ASSIGNMENT - Every line of the records below that holds the word "have" belongs in the answer.

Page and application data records
= = =

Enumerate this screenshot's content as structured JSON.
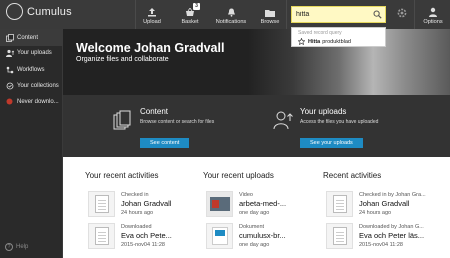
{
  "app": {
    "logo_text": "Cumulus"
  },
  "topnav": {
    "upload": "Upload",
    "basket": "Basket",
    "basket_count": "3",
    "notifications": "Notifications",
    "browse": "Browse",
    "options": "Options"
  },
  "search": {
    "value": "hitta",
    "dropdown_header": "Saved record query",
    "suggestion_bold": "Hitta",
    "suggestion_rest": "produktblad"
  },
  "sidebar": {
    "items": [
      {
        "label": "Content",
        "icon": "stack-icon"
      },
      {
        "label": "Your uploads",
        "icon": "user-upload-icon"
      },
      {
        "label": "Workflows",
        "icon": "workflow-icon"
      },
      {
        "label": "Your collections",
        "icon": "collection-icon"
      },
      {
        "label": "Never downlo...",
        "icon": "red-dot-icon"
      }
    ],
    "help": "Help"
  },
  "hero": {
    "title": "Welcome Johan Gradvall",
    "subtitle": "Organize files and collaborate"
  },
  "panels": {
    "content": {
      "title": "Content",
      "text": "Browse content or search for files",
      "button": "See content"
    },
    "uploads": {
      "title": "Your uploads",
      "text": "Access the files you have uploaded",
      "button": "See your uploads"
    }
  },
  "columns": {
    "activities": {
      "title": "Your recent activities",
      "entries": [
        {
          "l1": "Checked in",
          "l2": "Johan Gradvall",
          "l3": "24 hours ago"
        },
        {
          "l1": "Downloaded",
          "l2": "Eva och Pete...",
          "l3": "2015-nov04 11:28"
        }
      ]
    },
    "uploads": {
      "title": "Your recent uploads",
      "entries": [
        {
          "l1": "Video",
          "l2": "arbeta-med-...",
          "l3": "one day ago"
        },
        {
          "l1": "Dokument",
          "l2": "cumulusx-br...",
          "l3": "one day ago"
        }
      ]
    },
    "recent": {
      "title": "Recent activities",
      "entries": [
        {
          "l1": "Checked in by Johan Gra...",
          "l2": "Johan Gradvall",
          "l3": "24 hours ago"
        },
        {
          "l1": "Downloaded by Johan G...",
          "l2": "Eva och Peter läs...",
          "l3": "2015-nov04 11:28"
        }
      ]
    }
  },
  "colors": {
    "accent": "#1e8bc3",
    "search_bg": "#fff9c4",
    "never_downloaded": "#c0392b"
  }
}
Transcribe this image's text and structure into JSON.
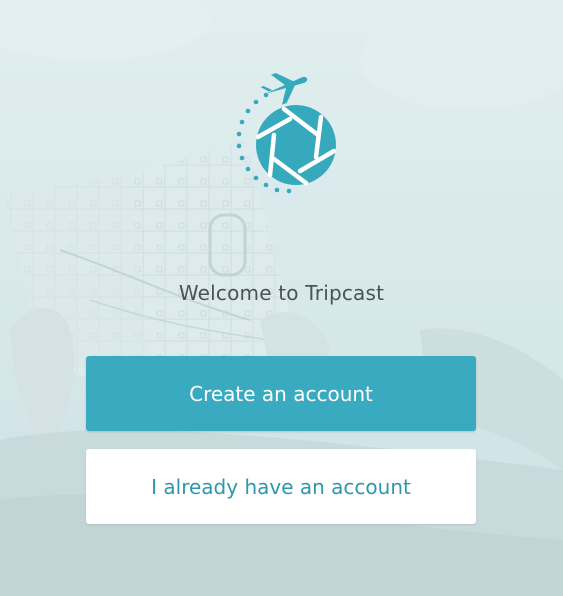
{
  "app": {
    "welcome_text": "Welcome to Tripcast",
    "logo_icon": "tripcast-logo-icon"
  },
  "actions": {
    "create_account_label": "Create an account",
    "existing_account_label": "I already have an account"
  },
  "colors": {
    "accent": "#39aabf",
    "secondary_text": "#2f97ad",
    "welcome_text": "#4a5358",
    "background_tint": "#cfe0e3"
  }
}
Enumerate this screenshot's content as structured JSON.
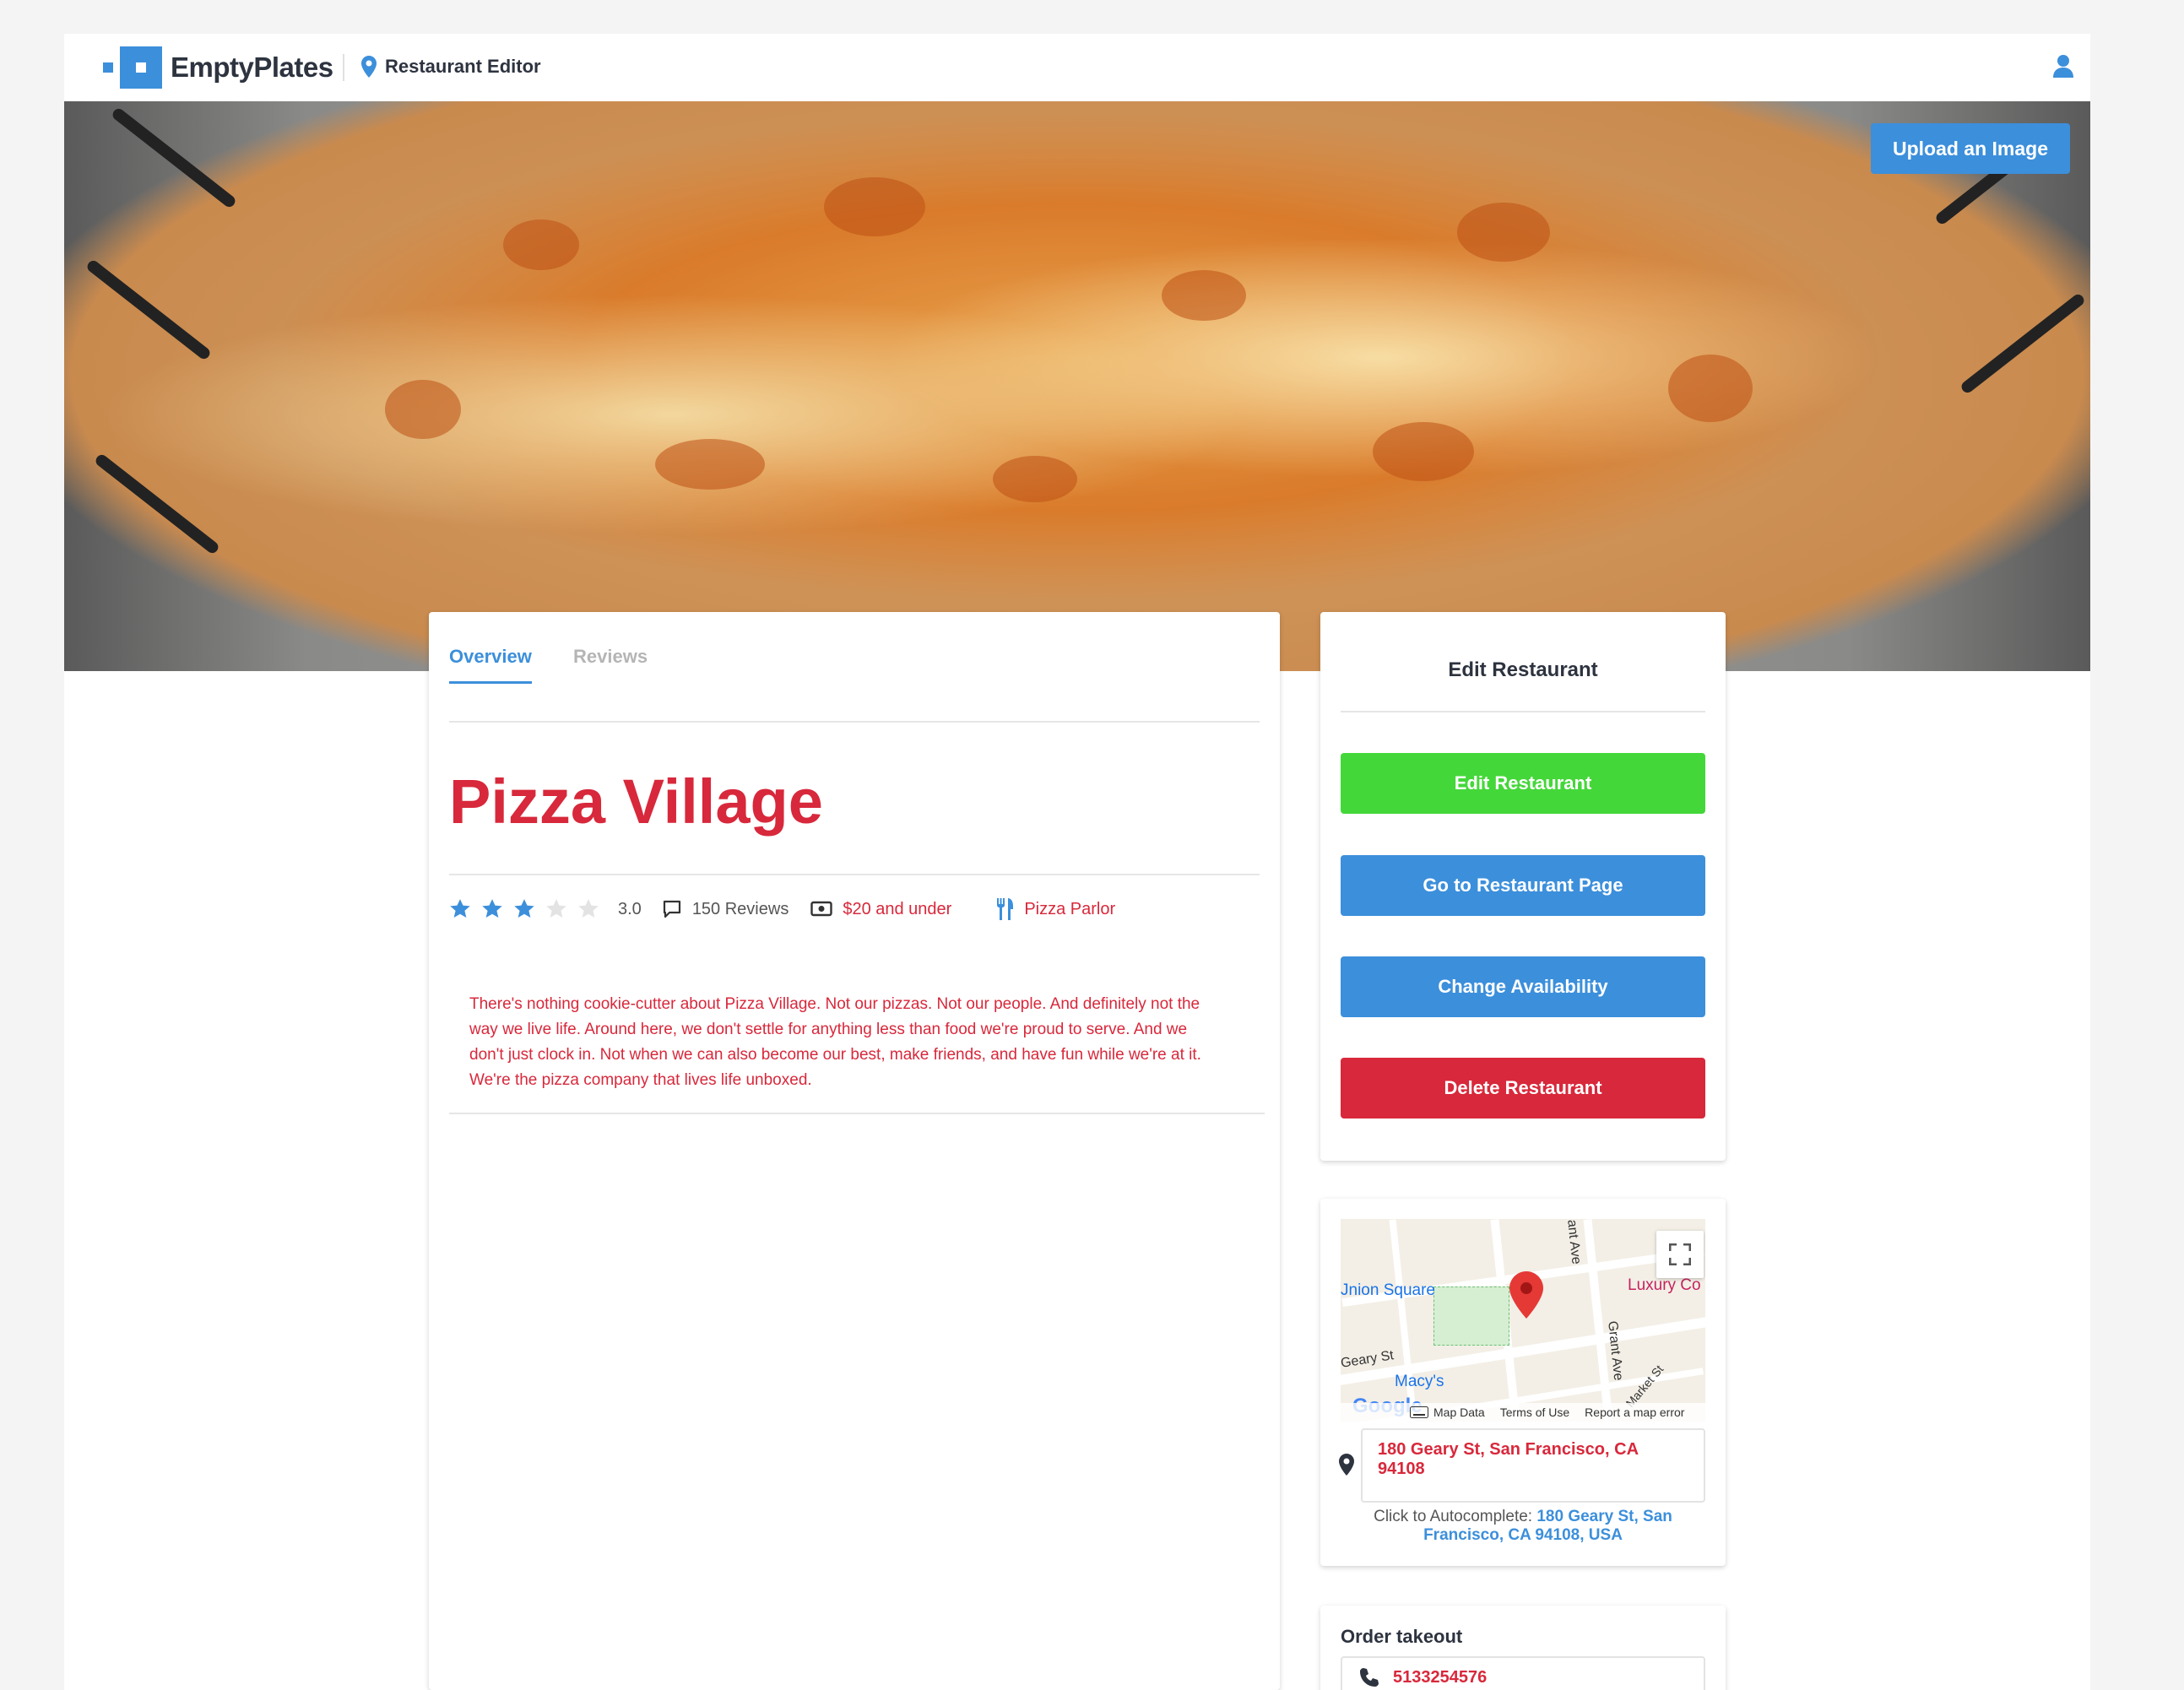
{
  "header": {
    "brand": "EmptyPlates",
    "section_link": "Restaurant Editor"
  },
  "hero": {
    "upload_label": "Upload an Image",
    "image_subject": "cheese pizza"
  },
  "tabs": [
    {
      "label": "Overview",
      "active": true
    },
    {
      "label": "Reviews",
      "active": false
    }
  ],
  "restaurant": {
    "name": "Pizza Village",
    "rating": 3,
    "rating_label": "3.0",
    "stars_total": 5,
    "reviews_label": "150 Reviews",
    "price_label": "$20 and under",
    "category_label": "Pizza Parlor",
    "description": "There's nothing cookie-cutter about Pizza Village. Not our pizzas. Not our people. And definitely not the way we live life. Around here, we don't settle for anything less than food we're proud to serve. And we don't just clock in. Not when we can also become our best, make friends, and have fun while we're at it. We're the pizza company that lives life unboxed."
  },
  "edit_panel": {
    "title": "Edit Restaurant",
    "buttons": {
      "edit": "Edit Restaurant",
      "go_to_page": "Go to Restaurant Page",
      "availability": "Change Availability",
      "delete": "Delete Restaurant"
    }
  },
  "map": {
    "labels": {
      "union_square": "Jnion Square",
      "luxury": "Luxury Co",
      "geary": "Geary St",
      "macys": "Macy's",
      "grant_ave": "Grant Ave",
      "grant_ave_top": "ant Ave",
      "market_st": "Market St",
      "google": "Google"
    },
    "footer": {
      "map_data": "Map Data",
      "terms": "Terms of Use",
      "report": "Report a map error"
    },
    "address_value": "180 Geary St, San Francisco, CA 94108",
    "autocomplete_prefix": "Click to Autocomplete: ",
    "autocomplete_suggestion": "180 Geary St, San Francisco, CA 94108, USA"
  },
  "order": {
    "title": "Order takeout",
    "phone": "5133254576"
  },
  "colors": {
    "brand_blue": "#3c8fdb",
    "accent_red": "#d8283b",
    "success_green": "#44d739"
  },
  "icons": [
    "location-pin-icon",
    "user-icon",
    "star-icon",
    "comment-icon",
    "money-icon",
    "utensils-icon",
    "fullscreen-icon",
    "phone-icon",
    "keyboard-icon",
    "map-marker-icon"
  ]
}
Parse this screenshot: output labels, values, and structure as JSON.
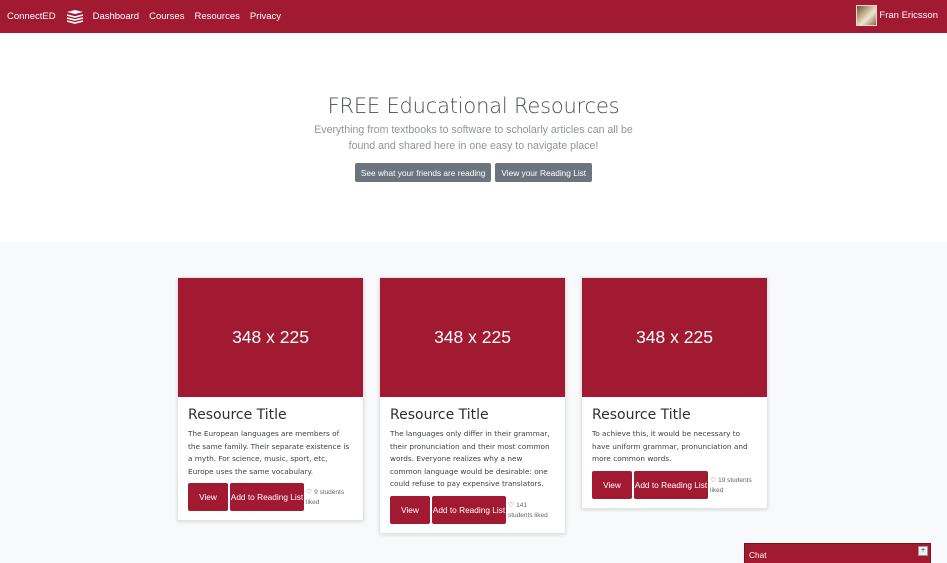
{
  "navbar": {
    "brand": "ConnectED",
    "links": [
      "Dashboard",
      "Courses",
      "Resources",
      "Privacy"
    ],
    "user_name": "Fran Ericsson"
  },
  "hero": {
    "title": "FREE Educational Resources",
    "lead": "Everything from textbooks to software to scholarly articles can all be found and shared here in one easy to navigate place!",
    "buttons": [
      "See what your friends are reading",
      "View your Reading List"
    ]
  },
  "cards": [
    {
      "image_label": "348 x 225",
      "title": "Resource Title",
      "text": "The European languages are members of the same family. Their separate existence is a myth. For science, music, sport, etc, Europe uses the same vocabulary.",
      "view_label": "View",
      "add_label": "Add to Reading List",
      "likes": "9 students liked"
    },
    {
      "image_label": "348 x 225",
      "title": "Resource Title",
      "text": "The languages only differ in their grammar, their pronunciation and their most common words. Everyone realizes why a new common language would be desirable: one could refuse to pay expensive translators.",
      "view_label": "View",
      "add_label": "Add to Reading List",
      "likes": "141 students liked"
    },
    {
      "image_label": "348 x 225",
      "title": "Resource Title",
      "text": "To achieve this, it would be necessary to have uniform grammar, pronunciation and more common words.",
      "view_label": "View",
      "add_label": "Add to Reading List",
      "likes": "19 students liked"
    }
  ],
  "chat": {
    "label": "Chat",
    "toggle": "+"
  },
  "colors": {
    "brand": "#a21a32",
    "secondary": "#6c757d",
    "album_bg": "#f8f9fa"
  },
  "icons": [
    "books-icon",
    "heart-icon",
    "avatar-image"
  ]
}
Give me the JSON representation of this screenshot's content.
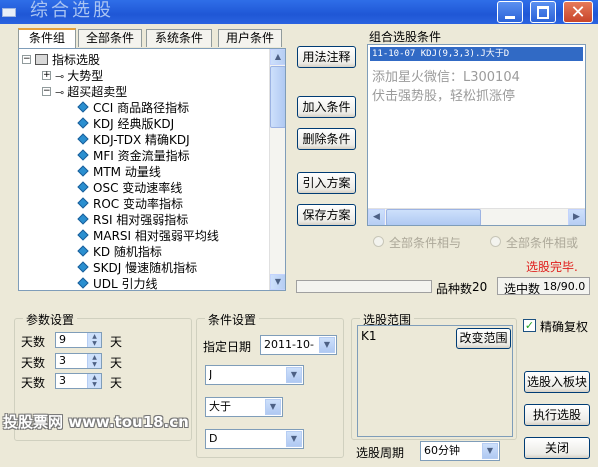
{
  "window": {
    "title": "综合选股"
  },
  "tabs": [
    "条件组",
    "全部条件",
    "系统条件",
    "用户条件"
  ],
  "tree": {
    "root": "指标选股",
    "groups": [
      "大势型",
      "超买超卖型"
    ],
    "items": [
      "CCI 商品路径指标",
      "KDJ 经典版KDJ",
      "KDJ-TDX 精确KDJ",
      "MFI 资金流量指标",
      "MTM 动量线",
      "OSC 变动速率线",
      "ROC 变动率指标",
      "RSI 相对强弱指标",
      "MARSI 相对强弱平均线",
      "KD 随机指标",
      "SKDJ 慢速随机指标",
      "UDL 引力线"
    ]
  },
  "mid_buttons": {
    "usage": "用法注释",
    "add": "加入条件",
    "delete": "删除条件",
    "import": "引入方案",
    "save": "保存方案"
  },
  "conditions": {
    "title": "组合选股条件",
    "selected": "11-10-07 KDJ(9,3,3).J大于D",
    "ad_line1": "添加星火微信：L300104",
    "ad_line2": "伏击强势股，轻松抓涨停"
  },
  "options": {
    "all_and": "全部条件相与",
    "all_or": "全部条件相或"
  },
  "status": {
    "done": "选股完毕.",
    "count_label": "品种数",
    "count": "20",
    "selected_label": "选中数",
    "selected": "18/90.0"
  },
  "params": {
    "title": "参数设置",
    "rows": [
      {
        "label": "天数",
        "value": "9",
        "unit": "天"
      },
      {
        "label": "天数",
        "value": "3",
        "unit": "天"
      },
      {
        "label": "天数",
        "value": "3",
        "unit": "天"
      }
    ]
  },
  "cond_settings": {
    "title": "条件设置",
    "date_label": "指定日期",
    "date_value": "2011-10-",
    "combo1": "J",
    "combo2": "大于",
    "combo3": "D"
  },
  "range": {
    "title": "选股范围",
    "value": "K1",
    "change_button": "改变范围"
  },
  "period": {
    "label": "选股周期",
    "value": "60分钟"
  },
  "right_panel": {
    "exact_restore": "精确复权",
    "exact_checked": true,
    "to_block": "选股入板块",
    "run": "执行选股",
    "close": "关闭"
  },
  "watermark": "投股票网 www.tou18.cn",
  "colors": {
    "titlebar": "#1f57d6",
    "highlight": "#316ac5",
    "done_text": "#e0201e",
    "close_button": "#c8452a"
  }
}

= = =

EXERCISE RESULT -
      "text": "Access the files you have uploaded",
    "existing_account_label": "I already have an account"
    "description": "There's nothing cookie-cutter about Pizza Village. Not our pizzas. Not our people. And definitely not the way we live life. Around here, we don't settle for anything less than food we're proud to serve. And we don't just clock in. Not when we can also become our best, make friends, and have fun while we're at it. We're the pizza company that lives life unboxed."
      "text": "To achieve this, it would be necessary to have uniform grammar, pronunciation and more common words.",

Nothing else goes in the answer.